Step 6: Life Savers

So you may have just read this, my first, instructable about how to tune a drumset. I have been playing for about 12 years, which now that I think about it is more than half of my life. Damn, thats crazy. Anyway, it took me those 12 years to find all of these invaluable add-ons and gadgets that have made life and drumming a whole lot easier. So take my advice, and invest in some of these. I am not endorsing specific brands or models over others for any reason other than that I have found these to be superior. I certainly haven't tried all of the available options, so shop around and ask others for advice.

There are three types of muffling.
Interior muffling:
The idea of placing items such as pillows or blankets inside kick drums has been exploited for decades, but recently there have been alternative methods for adding some (occasionally) much needed muffling into the shell of a drum. Items such as the Remo Muffs slip onto the drum shell before putting on a head and kill a lot of the overtone and sustain of the drum.
Exterior Muffling:
So there are a ton of different items you can use here. Remo rings have been around forever, and putting one or two of these plasic rings on your snare or toms can bring out an awesome tone. Clip-on muffling pads are also a good choice for those pesky floor toms that ring forever or if you want to get a super sharp crack out of your snare. I cant go into all the options, just look at this. Moon gel is awesome by the way.
In-Head Muffling:
Many drums heads for kick drums are available that offer muffling attached to the head. Aquarian Super Kick II is my favorite kick head, but the Evans EMAD II is another good choice.

Drum Keys:
You will find just about as many types of drum keys as you can find drum heads. Just to list a few, there are ratchet keys, torque keys, speed keys, drill bit keys, this list goes on and on. Happy hunting. Don't worry though, a basic drum key is all you ever need.

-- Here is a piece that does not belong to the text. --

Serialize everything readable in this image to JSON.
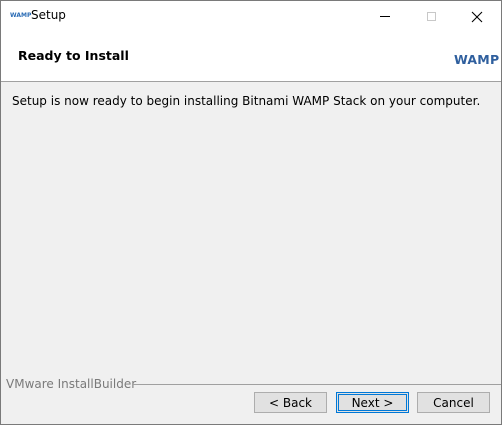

If you need a little help:
If you have trouble getting your resonant head tuned to a distinct pitch, or if once both heads are on you just cant get your drum to sound any good, check THIS out. It is basically a tension tuner that you can use to read the amount of tension that you have at your drum head along the rim. It not only tells you how much tension you have on your head, it will actually tell you the desired tension for various head types and drum sizes. I feel like it takes a bit of the fun out of the tuning process, but if you just cant get it right or need to tune up some drums really speedily, this can be a life saver.

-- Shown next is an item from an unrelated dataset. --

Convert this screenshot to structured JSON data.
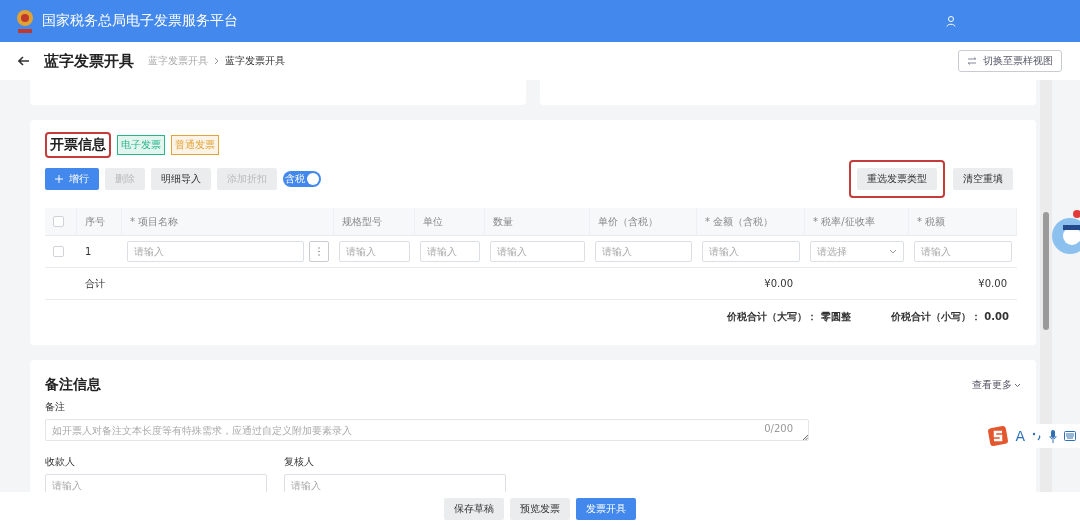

Well, thats it. If you have any suggestions or advice for me, seeing that this is my first instructable, please let me know. Thanks for reading, and enjoy those great sounding drums.